on nationally recognized proficiency assessments may be able to receive competency credits on their high school transcript.
Video Greeting by Superintendent Chris Reykdal
Superintendent Reykdal addresses the 2017 WAFLT Fall Conference of K-16 world language educators. He emphasizes the importance of world language proficiency and bilingualism for all students.
Credits and Goals:
- See how World Language credits and proficiency relate to Career and College Goals.
- Sample mock-up of a student transcript showing pertinent credit information that is shown in red.
- WAFLT Letter to Districts regarding the 24-credits necessary to graduate high school beginning in school year 2019. This letter includes the importance of graduating with a minimum of 2 credits of world language in order to satisfy college entrance requirements.
For students in K–12 grades, our goal is to develop a system that supports any bilingual student to receive world language credits by demonstrating language proficiency. In order to increase student access, OSPI has established a process to empower and engage school districts to set up competency testing for their bilingual students and support third party agencies and to offer testing in their communities.
in Your School District
Translated videos in Amharic, Cambodian, Chinese, Korean, Punjabi, Samoan, Somali, Spanish, Tagalog, Tigrigna, Vietnamese.
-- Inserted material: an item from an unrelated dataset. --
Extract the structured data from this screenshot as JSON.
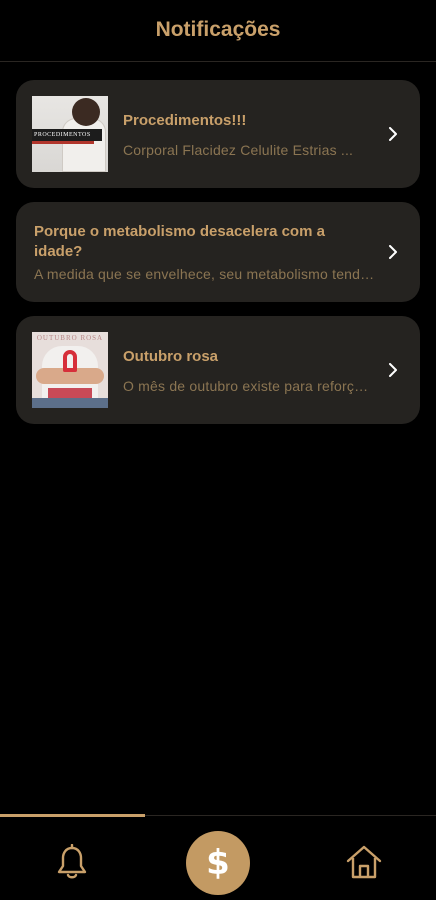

World Language Credit Brochures
Statewide Test Results Summary
Road Map World Language Credit Program
A grant by the Bill & Melinda Gates Foundation to help improve the career and college readiness of English language learners. Learn more about the Road Map Project.
College Student Resources
NOTICE: Community Schools and Culture Clubs. Are you seeking credit for a World Language through your off-site program? Please reference WAC 392-410-300 for guidelines on proposing World Language equivalency credit recognition to your student’s resident public school. Students in your community school program may potentially receive World Language Competency-based Credit based on agreements reached between the relevant public school/district and your program. The ultimate decision resides with the student’s resident public school/district and must be agreed-upon prior to the learning/testing.